JetBlue (JBLU), another airline hard-hit by the pandemic and decline in travel, on Tuesday posted third-quarter sales and earnings that were better than feared. Operating revenue of $492 million dropped 76% over last year, but still topped estimates for about $463 million. Its adjusted loss per share of $1.75 was narrower than the loss of $1.90 a share expected.
The company’s third-quarter cash burn averaged $6.1 million per day, or better than the company’s previously expected range of as much as $9 million a day. Its fourth-quarter average daily cash burn will likely be between $4 million and $6 million, the company said.
Overall sales will likely decline by about 65% in the fourth quarter, JetBlue added. And its capacity will likely be down 45%, following a 58% drop in capacity during the third quarter.
7:49 a.m. ET: 3M sales grow 5% over last year, earnings top estimates as health-care products, consumer product sales jump
Health-care sales jumped nearly 26% to $2.2 billion during the quarter, led by purification and medical solutions sales. Safety and industrial sales increased 6.9% to $3 billion, with growth in personal safety and auto aftermarket supplies sales contributing to the rise. Consumer sales were up nearly 6% to $1.4 billion, with home-care and home-improvement revenue offsetting a drop in office supplies as people continue to work from home.
Transportation and electronics was the one major business group that still saw a sales decline during the third quarter, with these dropping more than 7% to $2.3 billion on account of a drop in aerospace and transportation safety demand.
Overall, revenue grew nearly 5% over last year to $8.4 billion. Adjusted earnings of $2.43 per share beat estimates for $2.26. October sales will likely be flat to up low-single digits, 3M said, while declining to provide full-year guidance.
7:30 a.m. ET: Caterpillar stems sales decline as demand trends improve, sales to China pick up
Caterpillar (CAT) on Tuesday posted third-quarter results that topped consensus expectations, with adjusted earnings of $1.34 per share on revenue of $9.88 billion each ahead of estimates for $1.13 per share on revenue of $9.19 billion. That represented a top-line decline of 23% over last year, which improved from the 35% drop reported for the second quarter this year. Earnings, however, were still down by half over last year.

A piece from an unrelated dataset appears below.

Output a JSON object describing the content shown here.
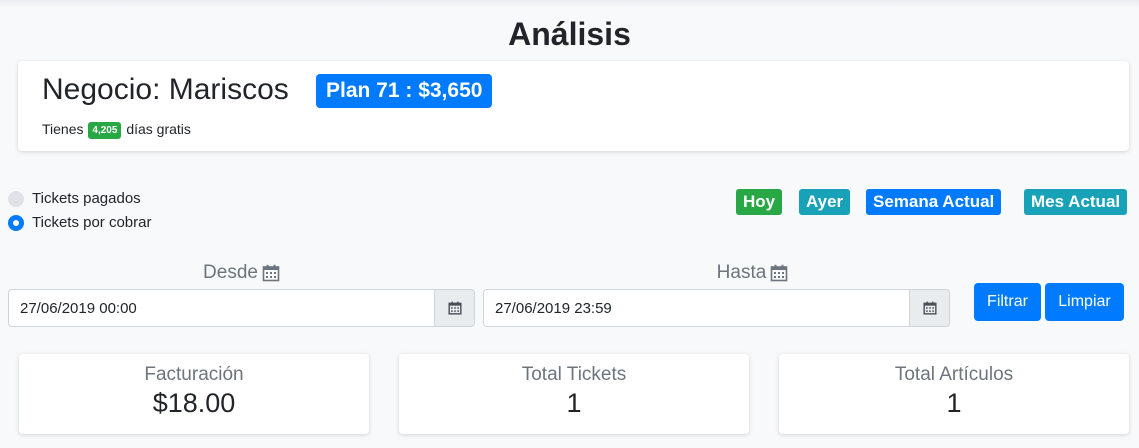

While a drop in end-user demand over last year contributed to the ongoing declines, Caterpillar said Tuesday it expects “less of a decline in end-user demand” in the fourth quarter than in the third. The company also expects dealers to reduce their inventories by about $700 million in the fourth quarter and by $2.5 billion for the full year, or about in-line with its second-quarter guidance for inventories to fall by greater than $2 billion for all of 2020.
Construction industries, Caterpillar’s largest sales category, saw revenue drop 23% over last year to $4.05 billion. Every geography reported declines except for Asia Pacific, where sales grew “primarily driven by China demand, which was partially offset by lower sales in the rest of the region,” Caterpillar said.
7:15 a.m. ET Tuesday: Dow futures add 100+ points as equities look to recover some losses
S&P 500 futures (ES=F): 3,408.00, up 14.5 points or 0.43%
Dow futures (YM=F): 27,685.00, up 104 points or 0.38%
Nasdaq futures (NQ=F): 11,547.25, up 55 points or 0.48%
Crude (CL=F): +$.0.44 (+1.14%) to $39.00 a barrel
Gold (GC=F): -$2.90 (-0.15%) to $1,902.80 per ounce
10-year Treasury (^TNX): -0.4 bps to yield 0.799%
6:14 p.m. ET Monday: Stocks tick up after selloff
Here were the main moves in markets, as of 6:14 p.m. ET:
S&P 500 futures (ES=F): 3,397.6, up 4 points or 0.12%
Dow futures (YM=F): 27,603.00, up 22 points or 0.08%
Nasdaq futures (NQ=F): 11,508.25, up 16 points or 0.14%